It’s also important that the kids are stimulable for several different processes, because the cycles approach focuses on sounds that are stimulable.
I’ve talked at length about my typical articulation assessment and that holds true here as well. I would typically administer a formal test like the Goldman-Fristoe Test of Articulation and also score it with the Khan Lewis Phonological Analysis. It’s important to really analyze the errors and make a good differential diagnosis:
I strongly, strongly recommend that you look at language as well!! Phonology is language-based. Kids with phonology errors are more likely to have reading problems and language problems.
Then I like to do informal assessment, including a language sample that I score for percent consonants correct (PCC) for an intelligibility baseline. If it looks like it’s a phonological disorder, I also like to complete my phonology toolkit informal assessment to get baselines on each phonological process and help guide my intervention.

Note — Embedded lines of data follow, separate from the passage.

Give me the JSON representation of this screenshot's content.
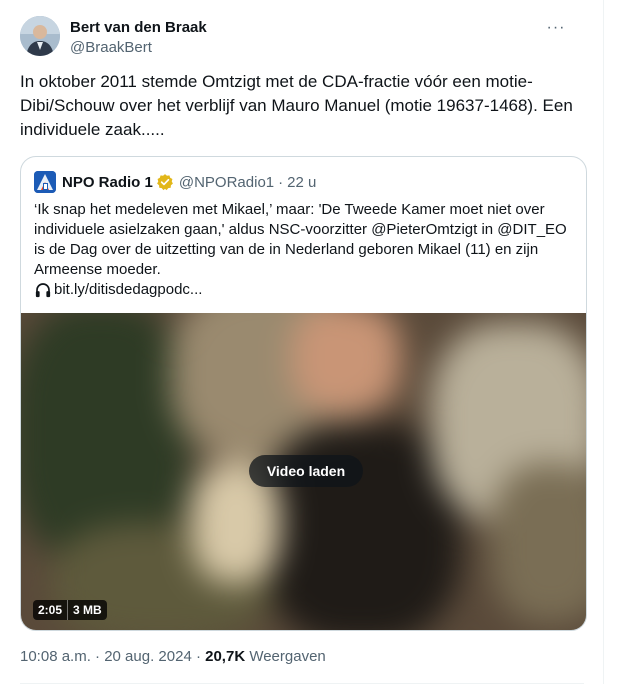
{
  "tweet": {
    "author_name": "Bert van den Braak",
    "author_handle": "@BraakBert",
    "more_label": "···",
    "text": "In oktober 2011 stemde Omtzigt met de CDA-fractie vóór een motie-Dibi/Schouw over het verblijf van Mauro Manuel (motie 19637-1468). Een individuele zaak.....",
    "timestamp": "10:08 a.m. · 20 aug. 2024 ·",
    "views_count": "20,7K",
    "views_label": "Weergaven"
  },
  "quote": {
    "name": "NPO Radio 1",
    "handle": "@NPORadio1",
    "separator": "·",
    "time": "22 u",
    "text": "‘Ik snap het medeleven met Mikael,’ maar: 'De Tweede Kamer moet niet over individuele asielzaken gaan,' aldus NSC-voorzitter @PieterOmtzigt in @DIT_EO is de Dag over de uitzetting van de in Nederland geboren Mikael (11) en zijn Armeense moeder.",
    "link": "bit.ly/ditisdedagpodc...",
    "video_button": "Video laden",
    "duration": "2:05",
    "size": "3 MB"
  },
  "icons": {
    "avatar": "avatar",
    "logo": "npo-radio-1-logo",
    "verified": "verified-badge-gold",
    "headphones": "headphones-icon"
  },
  "colors": {
    "text": "#0f1419",
    "secondary": "#536471",
    "border": "#cfd9de",
    "verified_gold": "#e2b719"
  }
}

So that’s a lot of information! How do you organize all of that?
I like to work on target processes that the student is producing at least 40% of the time, that they are stimulable for. Generally, the first four that I work on (if they are present) are syllable reduction, syllable structure, cluster reduction, and final consonant deletion. Those are earlier developing patterns and can really make a big difference on intelligibility! I only target four processes at a time in one cycle, so will move on to other processes in a future cycle.

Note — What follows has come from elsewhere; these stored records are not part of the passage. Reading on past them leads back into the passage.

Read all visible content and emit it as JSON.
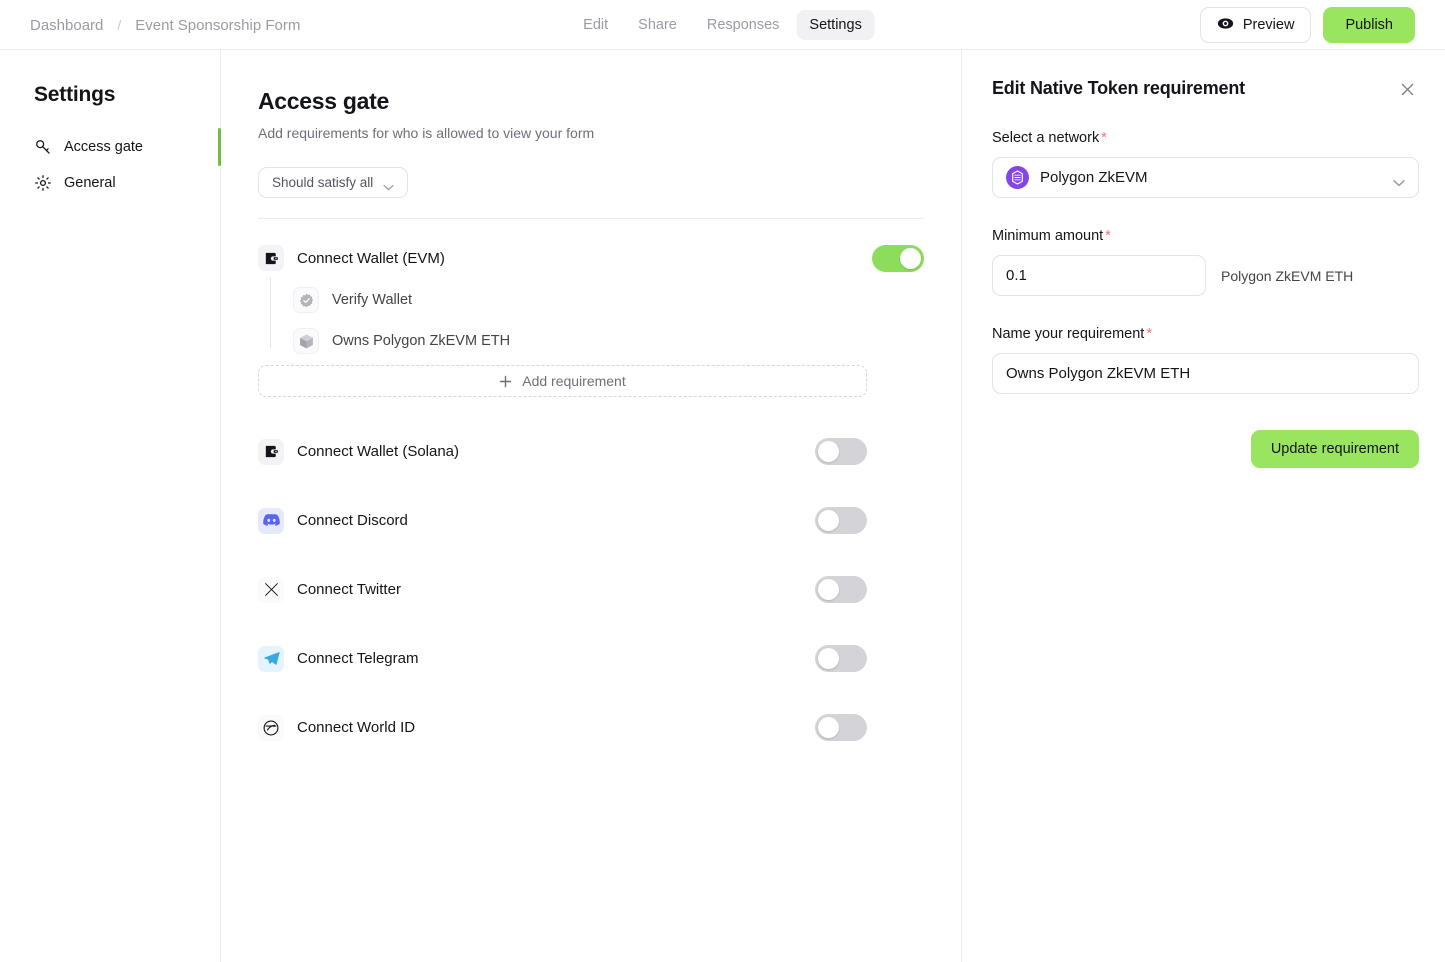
{
  "topbar": {
    "breadcrumb": {
      "root": "Dashboard",
      "separator": "/",
      "current": "Event Sponsorship Form"
    },
    "tabs": [
      {
        "label": "Edit",
        "active": false
      },
      {
        "label": "Share",
        "active": false
      },
      {
        "label": "Responses",
        "active": false
      },
      {
        "label": "Settings",
        "active": true
      }
    ],
    "preview_label": "Preview",
    "publish_label": "Publish",
    "preview_icon": "eye-icon"
  },
  "sidebar": {
    "title": "Settings",
    "items": [
      {
        "label": "Access gate",
        "icon": "key-icon",
        "active": true
      },
      {
        "label": "General",
        "icon": "gear-icon",
        "active": false
      }
    ],
    "active_color": "#76bc43"
  },
  "main": {
    "title": "Access gate",
    "subtitle": "Add requirements for who is allowed to view your form",
    "satisfy_dropdown": {
      "label": "Should satisfy all",
      "icon": "chevron-down-icon"
    },
    "primary_requirement": {
      "label": "Connect Wallet (EVM)",
      "icon": "wallet-icon",
      "enabled": true,
      "sub_requirements": [
        {
          "label": "Verify Wallet",
          "icon": "check-badge-icon"
        },
        {
          "label": "Owns Polygon ZkEVM ETH",
          "icon": "cube-icon"
        }
      ],
      "add_label": "Add requirement",
      "add_icon": "plus-icon"
    },
    "connectors": [
      {
        "label": "Connect Wallet (Solana)",
        "icon": "wallet-icon",
        "enabled": false
      },
      {
        "label": "Connect Discord",
        "icon": "discord-icon",
        "enabled": false
      },
      {
        "label": "Connect Twitter",
        "icon": "twitter-x-icon",
        "enabled": false
      },
      {
        "label": "Connect Telegram",
        "icon": "telegram-icon",
        "enabled": false
      },
      {
        "label": "Connect World ID",
        "icon": "worldid-icon",
        "enabled": false
      }
    ]
  },
  "panel": {
    "title": "Edit Native Token requirement",
    "close_icon": "close-icon",
    "network_label": "Select a network",
    "network_required": "*",
    "network_value": "Polygon ZkEVM",
    "network_icon": "polygon-icon",
    "network_icon_color": "#8247e5",
    "network_chevron": "chevron-down-icon",
    "amount_label": "Minimum amount",
    "amount_required": "*",
    "amount_value": "0.1",
    "amount_unit": "Polygon ZkEVM ETH",
    "name_label": "Name your requirement",
    "name_required": "*",
    "name_value": "Owns Polygon ZkEVM ETH",
    "update_label": "Update requirement",
    "accent_color": "#9ae55f"
  }
}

I target only 5 words in a session and try to get 100 (correct!) productions total! Each sound should be targeted for 60 minutes. So if you’re working on final consonants, you might target final /p/ for 60 minutes (it doesn’t – and probably shouldn’t! – be in all one session), then move on to final /m/ for 60 minutes and so on.

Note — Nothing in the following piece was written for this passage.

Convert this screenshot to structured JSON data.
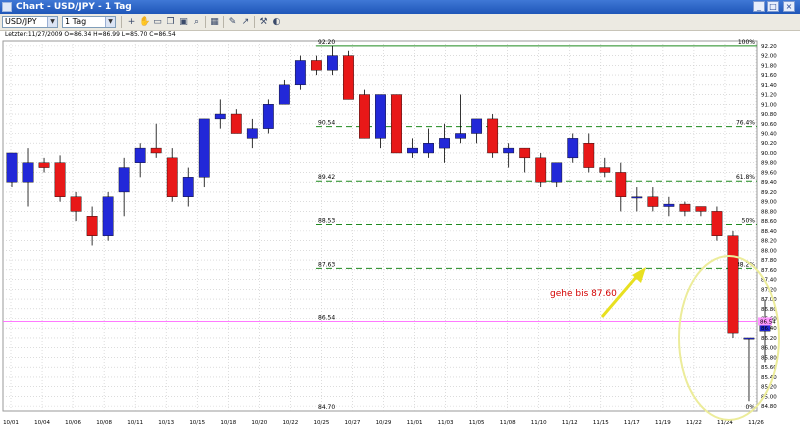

I use a visual schedule in my sessions to follow these steps:
I actually set up audio files that students listen to with their headphones for auditory bombardment! That way they can turn up the volume to amplify the sound.
When I have a group of students, I will usually have one student make at least repetitions before moving on to the next student, rather than having them say one word at a time.
There are some simple ways to engage students and have fun. You can arrange this as an articulation centers activity. I also like to put picture cards under bowling pins and bowl, or under train track pieces. For toys with little doors, you can put the cards behind the doors and open them to find the words. Sometimes we color black and white picture cards of our words. You can make a scavenger hunt by hiding picture cards around the room. It’s easy to quickly make activities a little fun, but still get in all the practice!
I generally only write goals for two processes at a time. Because cycles are not about mastery, your annual IEP goals might not be mastered in a year.
My final consonant deletion goal is will reduce final consonant deletion by producing final consonants in CVC words with 80% accuracy.
I usually write cycles goals for word level only.
If a kid is making slow progress, I might isolate one final consonant that I’m assessing instead of in all of them.
If you have to write a big long term goal, it could be related to intelligibility or PCC.
I have data sheets included in my phonology toolkit, which help me track time spent on sounds (so I know when 60 minutes has passed), plus room for quick percentages.
I like to send home 5-10 black and white cards for students to practice at home with parents. I don’t send home anything that they aren’t stimulable for (but really, we’re not working on anything that the student isn’t stimulable for in the cycles approach!).
Sometimes I also try to carryover words in the classroom by adding my students’ phonology cards to their sight word practice. This helps the teachers get involved too! They might not understand everything about the processes, but this can open up the conversation.
It’s all about lots of practice!
I hope you learned something about the cycles approach for speech therapy today! It’s a great system because once you get it set up, it’s an evidence-based way to really see some good progress for those highly unintelligible students!